Cath Crowley is one of my favourite Australian YA authors. She can do no wrong in my eyes. And while I’m still not over the ending of the Gracie Faltrain series (thinking about it now still hurts *sob*), when her latest novel, Words in Deep Blue, was released I knew I had to read it. If you’ve never read any of Cath Crowley’s books or are considering reading Words in Deep Blue, here are 4 reasons why you should drop everything and start reading!
1. It is set in a bookstore
This isn’t your run of the mill Barnes & Noble, Howling Books is a fictional independent second-hand bookstore in the suburbs of Melbourne. Crowley has created a book lovers paradise. It has a reading garden and a “Letter Library” which is a section of books where customers can leave notes in the margins, circle poignant passages or put letters inside for other people to find. I loved the idea of having a letter library and I wish that it was a real thing. I would spend hours reading through other people’s letters and notes because that’s the kind of voyeuristic person I am. Basically, I want to live at Howling Books.
Words in Deep Blue is peppered with references to other novels and authors. It’s a great way to get recommendations of other things to read. And not just classics. I was particularly happy to see Crowley mention Summer Skin by Kirsty Eagar (one of my other favourite reads from this year) and John Green as well as books like A Visit From the Goon Squad and On The Road. If you are like me and love books about books then you will love this.
3. Plenty of bants

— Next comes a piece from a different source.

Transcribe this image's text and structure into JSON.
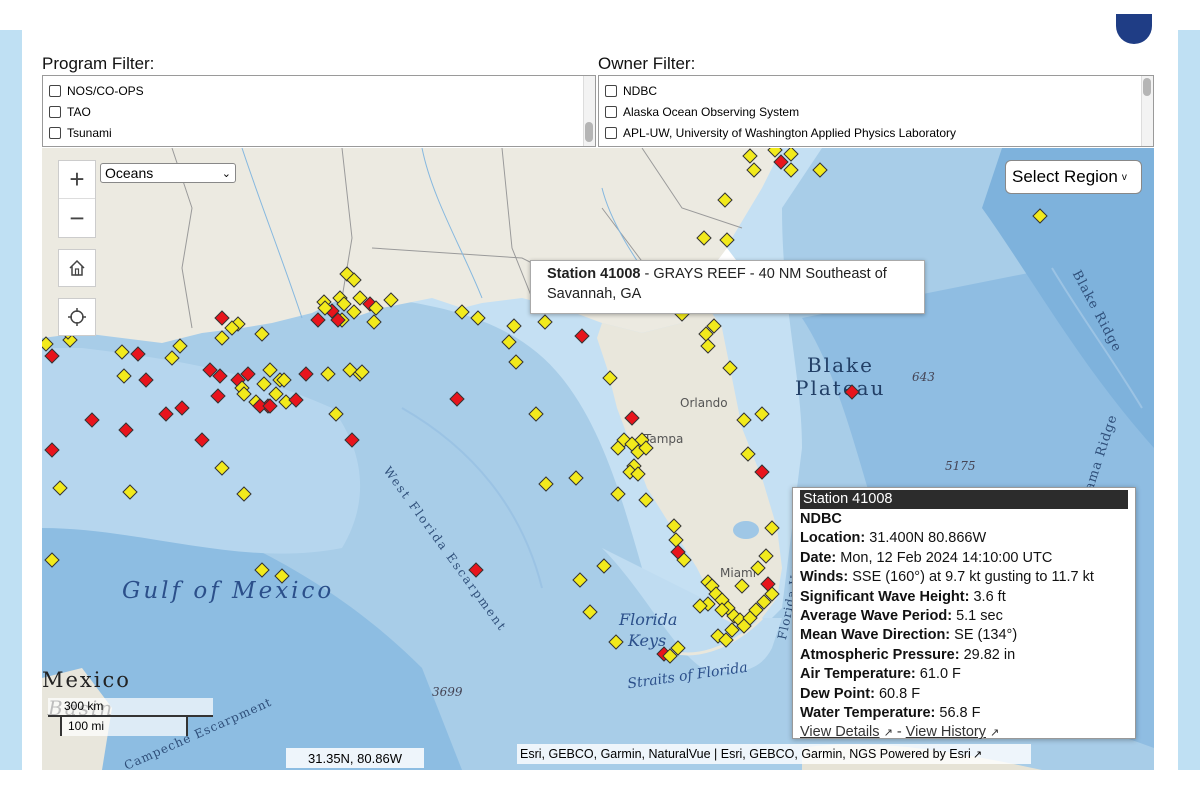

The snappy dialogue and banter made this a very entertaining read. Henry is a typical boy i.e. clueless. But he is still endearing and charming. I loved the dialogue back and forth between him and Rachel. Henry’s little sister George who is a bit off-beat and a lot sarcastic was also a favourite character of mine.
Words in Deep Blue is a love story. Not only is it a love story between Henry and Rachel, two best friends, but it is a love story about books and bookstores. And really, what’s not to love about that?